When I write, I try to develop my characters in this way. My main character meets a man, but she doesn’t really know him until they spend time together, talking. Through their conversation, they get to know one another better. Maybe at first, they’re bantering or arguing, but through contact and over time, they find similarities. They connect.

Jane and Rochester connected mentally and spiritually through their conversations. Those connective moments built a strong bridge that held them fast, even when all seemed lost.

So, next time you find yourself seated beside a chatterbox, try to look at the bright side and pick out interesting tidbits they may drop about themselves. Think of the game of ping pong. Try to jump in at some point and redirect. Make it fun. That’s conversation.

Click to Tweet: When we’re comfortable (at ease) with someone, we tend to ‘fess up about stuff. That’s the interesting part. As in a game, it’s a balancing act. The Art of Conversation with @batowens #ThursdayMorning #ThursdayThoughts

Back to the Land of Ruth
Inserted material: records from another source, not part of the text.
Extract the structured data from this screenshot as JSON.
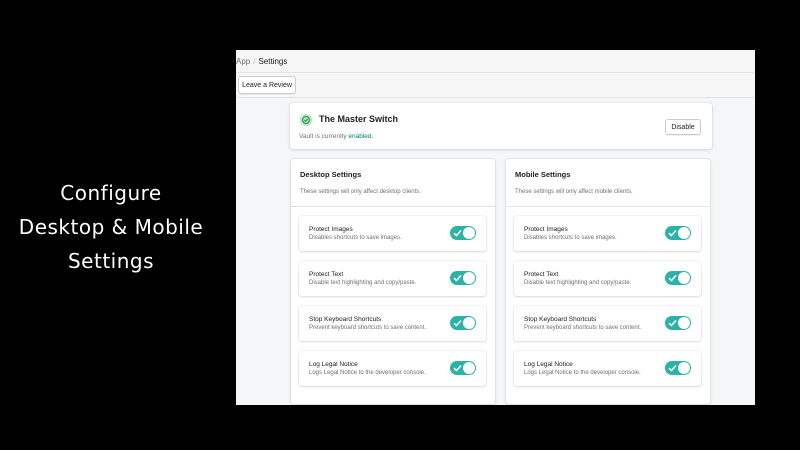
{
  "caption": {
    "line1": "Configure",
    "line2": "Desktop & Mobile",
    "line3": "Settings"
  },
  "breadcrumb": {
    "root": "App",
    "separator": "/",
    "current": "Settings"
  },
  "toolbar": {
    "review_label": "Leave a Review"
  },
  "master": {
    "title": "The Master Switch",
    "status_prefix": "Vault is currently ",
    "status_value": "enabled.",
    "disable_label": "Disable"
  },
  "desktop": {
    "title": "Desktop Settings",
    "description": "These settings will only affect desktop clients.",
    "items": [
      {
        "label": "Protect Images",
        "description": "Disables shortcuts to save images.",
        "enabled": true
      },
      {
        "label": "Protect Text",
        "description": "Disable text highlighting and copy/paste.",
        "enabled": true
      },
      {
        "label": "Stop Keyboard Shortcuts",
        "description": "Prevent keyboard shortcuts to save content.",
        "enabled": true
      },
      {
        "label": "Log Legal Notice",
        "description": "Logs Legal Notice to the developer console.",
        "enabled": true
      }
    ]
  },
  "mobile": {
    "title": "Mobile Settings",
    "description": "These settings will only affect mobile clients.",
    "items": [
      {
        "label": "Protect Images",
        "description": "Disables shortcuts to save images.",
        "enabled": true
      },
      {
        "label": "Protect Text",
        "description": "Disable text highlighting and copy/paste.",
        "enabled": true
      },
      {
        "label": "Stop Keyboard Shortcuts",
        "description": "Prevent keyboard shortcuts to save content.",
        "enabled": true
      },
      {
        "label": "Log Legal Notice",
        "description": "Logs Legal Notice to the developer console.",
        "enabled": true
      }
    ]
  },
  "colors": {
    "toggle_on": "#2bb3a6",
    "success": "#008060",
    "check_bg": "#bbe5b3"
  },
  "icons": {
    "master": "check-circle-icon",
    "toggle": "checkmark-icon"
  }
}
Happy Thursday morning! Coffee needed and keep it coming! We’ve had an extremely wet week in our neck of the woods. I’m hoping for sunshine and maybe a little more summertime.

I’ve spent several weeks in memory mode, contemplating my future writing. Now, it’s time to return to the story of Ruth. Once again, I’m immersing myself in the beautiful Biblical story. Once I’ve studied it, I’ll re-read Annabelle’s Ruth and Sutter’s Landing.
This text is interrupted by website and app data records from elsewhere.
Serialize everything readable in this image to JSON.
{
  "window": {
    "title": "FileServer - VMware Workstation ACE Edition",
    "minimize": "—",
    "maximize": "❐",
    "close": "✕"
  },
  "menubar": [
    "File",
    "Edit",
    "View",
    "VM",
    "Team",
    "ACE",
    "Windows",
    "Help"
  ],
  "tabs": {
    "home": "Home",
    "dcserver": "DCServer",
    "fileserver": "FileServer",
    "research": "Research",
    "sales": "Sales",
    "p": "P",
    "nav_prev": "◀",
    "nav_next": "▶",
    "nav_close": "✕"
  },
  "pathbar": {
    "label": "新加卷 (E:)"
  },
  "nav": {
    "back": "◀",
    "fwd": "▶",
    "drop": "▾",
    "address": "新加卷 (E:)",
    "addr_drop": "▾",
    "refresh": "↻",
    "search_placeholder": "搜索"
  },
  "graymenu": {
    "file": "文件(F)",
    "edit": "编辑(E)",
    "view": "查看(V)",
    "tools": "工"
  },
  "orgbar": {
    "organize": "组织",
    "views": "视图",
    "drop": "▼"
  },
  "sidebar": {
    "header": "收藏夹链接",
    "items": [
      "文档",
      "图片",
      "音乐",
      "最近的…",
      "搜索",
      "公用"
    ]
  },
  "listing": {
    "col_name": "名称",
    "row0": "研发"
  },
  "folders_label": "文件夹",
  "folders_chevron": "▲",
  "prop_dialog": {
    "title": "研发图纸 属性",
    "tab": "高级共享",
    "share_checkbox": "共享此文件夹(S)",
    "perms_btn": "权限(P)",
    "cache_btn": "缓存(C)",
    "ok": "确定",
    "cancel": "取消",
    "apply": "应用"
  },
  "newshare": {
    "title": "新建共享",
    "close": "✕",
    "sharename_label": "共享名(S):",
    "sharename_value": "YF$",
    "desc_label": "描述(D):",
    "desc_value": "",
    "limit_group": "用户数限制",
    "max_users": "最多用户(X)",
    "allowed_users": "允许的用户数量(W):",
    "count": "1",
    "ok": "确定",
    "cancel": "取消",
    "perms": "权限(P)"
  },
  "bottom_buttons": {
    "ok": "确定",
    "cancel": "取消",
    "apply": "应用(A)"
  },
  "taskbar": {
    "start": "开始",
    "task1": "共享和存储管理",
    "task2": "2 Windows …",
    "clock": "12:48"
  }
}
This past week, I’m also researching my setting for the third and final book in the Kinsman Redeemer series. Something caught my interest, and may find it’s way into the story line. If you are of a certain age, and lived in the southeastern region of the United States, you may remember what happened in the late fifties/early sixties.

Jackson, Tennessee, just a short drive south from my rural setting, was often in the news in those days. It’s the home of Lane College, a traditionally all-black college (during that time), associated with the Methodist Episcopal Church. Several brave young men and women took it upon themselves to force the desegregation issue by staging “sit-ins” at area drug store soda fountains (like the one in my stories).

This, and several other “powder-keg” events happened during the timeline of book three. So, of course, I need to find a way to incorporate it in the story.

Back to the present: the church I attend is culturally and racially diverse. Though comparatively small, our congregation has a wonderful balance. Right now, under the leadership of our pastor, we are studying The Third Option by Miles McPherson. It’s a book about honor and respect, and learning to love your neighbor without prejudice.

The timing couldn’t be more perfect. One of the main reasons I’ve been able to handle the racial issues in the first two books in this series with grace, is the balance in my life. I believe it is directly tied to interaction and fellowship with my church family—a vibrant group of men and women united by their love for God and each other.

At one time in the south, it didn’t matter whether a person was Polynesian or Haitian, or African, or even Latin or Native American. They were considered a lesser race. Even a person of mixed race was denied the privilege to marry a Caucasian at one time. So my main character in books one and two had a couple of hurdles ahead of her.

Why even include this in my story? Why did I need the racial element in Annabelle’s Ruth? Consider the original story. If you’re familiar with the book of Ruth, you’ll remember that she was a foreigner, a Moabitess. She left her home, where she was in the majority, and traveled to Naomi’s homeland, where a Moabite was definitely a minority, and subject to prejudice. It is obvious from content that a Moabite looked different.

Ruth earned something dear—God’s blessing—through her loyalty to Naomi, one of God’s chosen.

As I complete this series, I need to finish with a bang and tie up all the loose ends. I believe I’ll find what I need in the pages of the original story. I can’t wait to find out what happens!